Control is a prism that sometimes reflects the most radiant colors and, on other occasions, its worst faces. The design of its scenarios and exploration is thrown. Like it more or less, Remedy has dared to eliminate navigation points and aids, aware that you are going to get lost, or even frustrated, but also that this is how good mazes are made. His combat is frantic, only in the second half he can lose his strength and become repetitive since there are not many tools at our disposal to make it varied and many enemies appear incessant again and again with the same mechanics. The story shows both sides because what he tells us explicitly has lost me at the end of the story. However, there is some magic, an attractive mysticism in objects, the rooms and the rules that move them. All accompanied by an unbeatable visual design, with some compositions that you want to capture and share about how beautiful and surreal they are, but that also has its counterpart with some technical problems or even bugs, with some missions that are not activated correctly or others that, directly, seem filler. I think the final result is worth exploring at some point, with the expectations contained and being seduced by the imagery that Remedy always shows in this 3D Metroidvania. Go through its extensive mapping by yourself and face the prism. Only then can you be in Control. but that also has its counterpart with some technical problems or even bugs, with some missions that are not activated correctly or others that, directly, seem filler. I think the final result is worth exploring at some point, with the expectations contained and being seduced by the imagery that Remedy always shows in this 3D Metroidvania. Go through its extensive mapping by yourself and face the prism. Only then can you be in Control. but that also has its counterpart with some technical problems or even bugs, with some missions that are not activated correctly or others that, directly, seem filler. I think the final result is worth exploring at some point, with the expectations contained and being seduced by the imagery that Remedy always shows in this 3D Metroidvania. Go through its extensive mapping by yourself and face the prism. Only then can you be in Control. with the expectations contained and being seduced by the imagery that Remedy always shows in this 3D Metroidvania. Go through its extensive mapping by yourself and face the prism. Only then can you be in Control. with the expectations contained and being seduced by the imagery that Remedy always shows in this 3D Metroidvania. Go through its extensive mapping by yourself and face the prism. Only then can you be in Control.
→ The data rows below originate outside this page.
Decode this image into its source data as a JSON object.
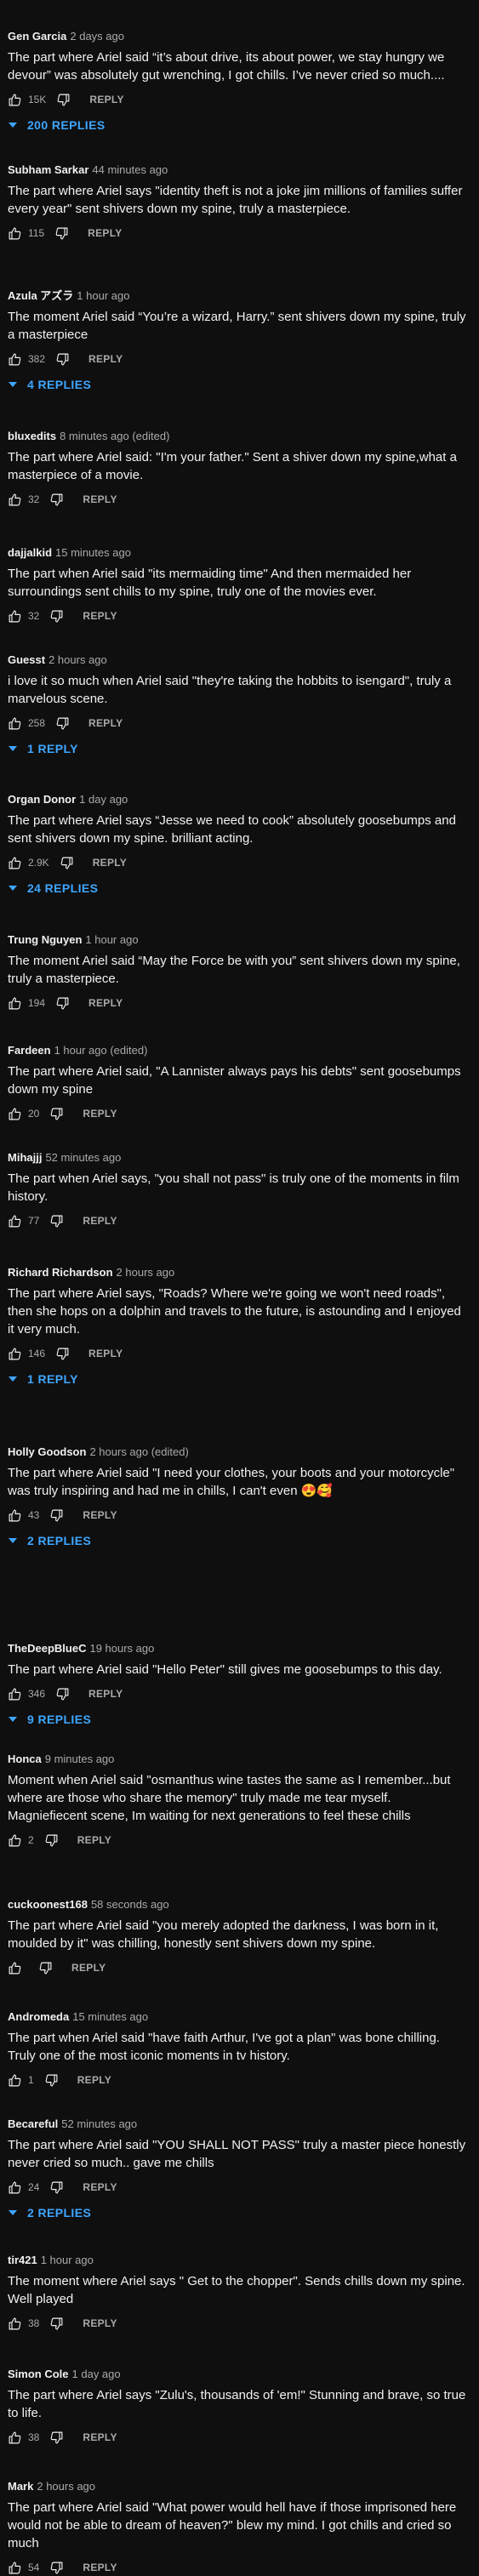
{
  "ui": {
    "reply_label": "REPLY",
    "accent_color": "#3ea6ff",
    "like_icon": "thumb-up-icon",
    "dislike_icon": "thumb-down-icon"
  },
  "comments": [
    {
      "author": "Gen Garcia",
      "time": "2 days ago",
      "text": "The part where Ariel said “it’s about drive, its about power, we stay hungry we devour” was absolutely gut wrenching, I got chills. I’ve never cried so much....",
      "likes": "15K",
      "replies": "200 REPLIES"
    },
    {
      "author": "Subham Sarkar",
      "time": "44 minutes ago",
      "text": "The part where Ariel says \"identity theft is not a joke jim millions of families suffer every year\" sent shivers down my spine, truly a masterpiece.",
      "likes": "115",
      "replies": ""
    },
    {
      "author": "Azula アズラ",
      "time": "1 hour ago",
      "text": "The moment Ariel said “You’re a wizard, Harry.” sent shivers down my spine, truly a masterpiece",
      "likes": "382",
      "replies": "4 REPLIES"
    },
    {
      "author": "bluxedits",
      "time": "8 minutes ago (edited)",
      "text": "The part where Ariel said: \"I'm your father.\" Sent a shiver down my spine,what a masterpiece of a movie.",
      "likes": "32",
      "replies": ""
    },
    {
      "author": "dajjalkid",
      "time": "15 minutes ago",
      "text": "The part when Ariel said \"its mermaiding time\" And then  mermaided her surroundings sent chills to my spine, truly one of the movies ever.",
      "likes": "32",
      "replies": ""
    },
    {
      "author": "Guesst",
      "time": "2 hours ago",
      "text": "i love it so much when Ariel said \"they're taking the hobbits to isengard\", truly a marvelous scene.",
      "likes": "258",
      "replies": "1 REPLY"
    },
    {
      "author": "Organ Donor",
      "time": "1 day ago",
      "text": "The part where Ariel says “Jesse we need to cook” absolutely goosebumps and sent shivers down my spine. brilliant acting.",
      "likes": "2.9K",
      "replies": "24 REPLIES"
    },
    {
      "author": "Trung Nguyen",
      "time": "1 hour ago",
      "text": "The moment Ariel said “May the Force be with you” sent shivers down my spine, truly a masterpiece.",
      "likes": "194",
      "replies": ""
    },
    {
      "author": "Fardeen",
      "time": "1 hour ago (edited)",
      "text": "The part where Ariel said, \"A Lannister always pays his debts\" sent goosebumps down my spine",
      "likes": "20",
      "replies": ""
    },
    {
      "author": "Mihajjj",
      "time": "52 minutes ago",
      "text": "The part when Ariel says, \"you shall not pass\" is truly one of the moments in film history.",
      "likes": "77",
      "replies": ""
    },
    {
      "author": "Richard Richardson",
      "time": "2 hours ago",
      "text": "The part where Ariel says, \"Roads? Where we're going we won't need roads\", then she hops on a dolphin and travels to the future, is astounding and I enjoyed it very much.",
      "likes": "146",
      "replies": "1 REPLY"
    },
    {
      "author": "Holly Goodson",
      "time": "2 hours ago (edited)",
      "text": "The part where Ariel said \"I need your clothes, your boots and your motorcycle\" was truly inspiring and had me in chills, I can't even 😍🥰",
      "likes": "43",
      "replies": "2 REPLIES"
    },
    {
      "author": "TheDeepBlueC",
      "time": "19 hours ago",
      "text": "The part where Ariel said \"Hello Peter\" still gives me goosebumps to this day.",
      "likes": "346",
      "replies": "9 REPLIES"
    },
    {
      "author": "Honca",
      "time": "9 minutes ago",
      "text": "Moment when Ariel said \"osmanthus wine tastes the same as I remember...but where are those who share the memory\" truly made me tear myself. Magniefiecent scene, Im waiting for next generations to feel these chills",
      "likes": "2",
      "replies": ""
    },
    {
      "author": "cuckoonest168",
      "time": "58 seconds ago",
      "text": "The part where Ariel said \"you merely adopted the darkness, I was born in it, moulded by it\" was chilling, honestly sent shivers down my spine.",
      "likes": "",
      "replies": ""
    },
    {
      "author": "Andromeda",
      "time": "15 minutes ago",
      "text": "The part when Ariel said \"have faith Arthur, I've got a plan\" was bone chilling. Truly one of the most iconic moments in tv history.",
      "likes": "1",
      "replies": ""
    },
    {
      "author": "Becareful",
      "time": "52 minutes ago",
      "text": "The part where Ariel said \"YOU SHALL NOT PASS\" truly a master piece honestly never cried so much.. gave me chills",
      "likes": "24",
      "replies": "2 REPLIES"
    },
    {
      "author": "tir421",
      "time": "1 hour ago",
      "text": "The moment where Ariel says \" Get to the chopper\". Sends chills down my spine. Well played",
      "likes": "38",
      "replies": ""
    },
    {
      "author": "Simon Cole",
      "time": "1 day ago",
      "text": "The part where Ariel says \"Zulu's, thousands of 'em!\" Stunning and brave, so true to life.",
      "likes": "38",
      "replies": ""
    },
    {
      "author": "Mark",
      "time": "2 hours ago",
      "text": "The part where Ariel said \"What power would hell have if those imprisoned here would not be able to dream of heaven?\" blew my mind. I got chills and cried so much",
      "likes": "54",
      "replies": ""
    }
  ]
}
Control is Remedy’s most daring work. A brave scenario design that encourages exploration and dispenses with aid is mixed with fierce combat, but in the long run somewhat monotonous and repetitive. Its history also presents chiaroscuro, since it is neither the best nor is it told in the best way. Fortunately, the opposite is true with its setting, which seduces the player with stunning scenarios and overflowing imagination. It is noted that resources have been limited and this has affected the variety of situations, but if you get involved in it, looking for all the secrets of the Agency, end up rewarding the effort.
- Impeccable and very imaginative visual design and atmosphere.
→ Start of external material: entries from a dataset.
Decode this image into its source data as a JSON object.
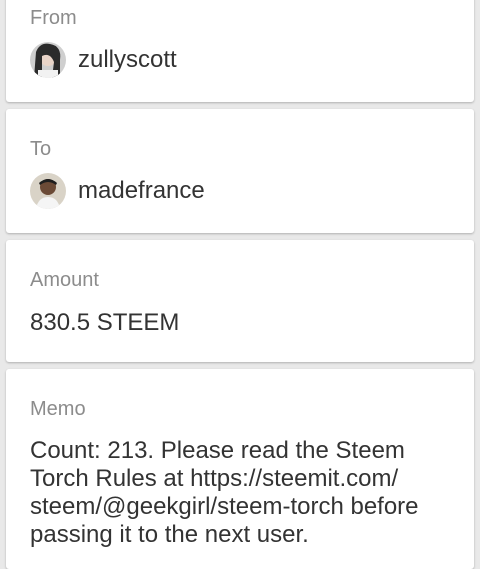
{
  "from": {
    "label": "From",
    "username": "zullyscott",
    "avatar_icon": "user-avatar-zullyscott"
  },
  "to": {
    "label": "To",
    "username": "madefrance",
    "avatar_icon": "user-avatar-madefrance"
  },
  "amount": {
    "label": "Amount",
    "value": "830.5 STEEM"
  },
  "memo": {
    "label": "Memo",
    "lines": [
      "Count: 213. Please read the Steem",
      "Torch Rules at https://steemit.com/",
      "steem/@geekgirl/steem-torch before",
      "passing it to the next user."
    ]
  },
  "colors": {
    "background": "#e9e9e9",
    "card": "#ffffff",
    "label": "#8c8c8c",
    "text": "#333333"
  }
}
- Destructible scenarios in fierce fighting.
- The exploration is brave, without guides or help to the player.
- The fighting ends up being too abundant and repetitive.
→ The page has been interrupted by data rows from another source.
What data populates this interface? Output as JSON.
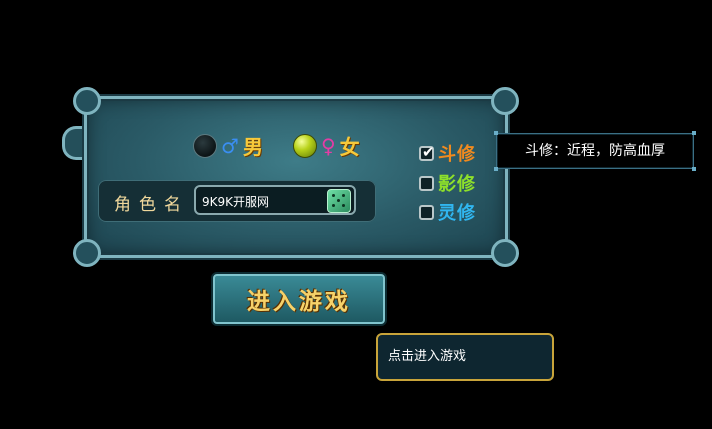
{
  "gender": {
    "male_symbol": "♂",
    "male_label": "男",
    "female_symbol": "♀",
    "female_label": "女",
    "selected": "female"
  },
  "name": {
    "label": "角色名",
    "value": "9K9K开服网"
  },
  "classes": [
    {
      "label": "斗修",
      "checked": true,
      "color": "#f08a1e"
    },
    {
      "label": "影修",
      "checked": false,
      "color": "#8ee02a"
    },
    {
      "label": "灵修",
      "checked": false,
      "color": "#30b6f0"
    }
  ],
  "class_tooltip": "斗修：近程，防高血厚",
  "enter_button": "进入游戏",
  "enter_tooltip": "点击进入游戏",
  "icons": [
    "male-orb-icon",
    "female-orb-icon",
    "dice-icon",
    "checkmark-icon"
  ]
}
- The main story is somewhat poor, the mysteries of the Agency itself being more interesting.
- Technical problems of slowdowns and bugs in missions.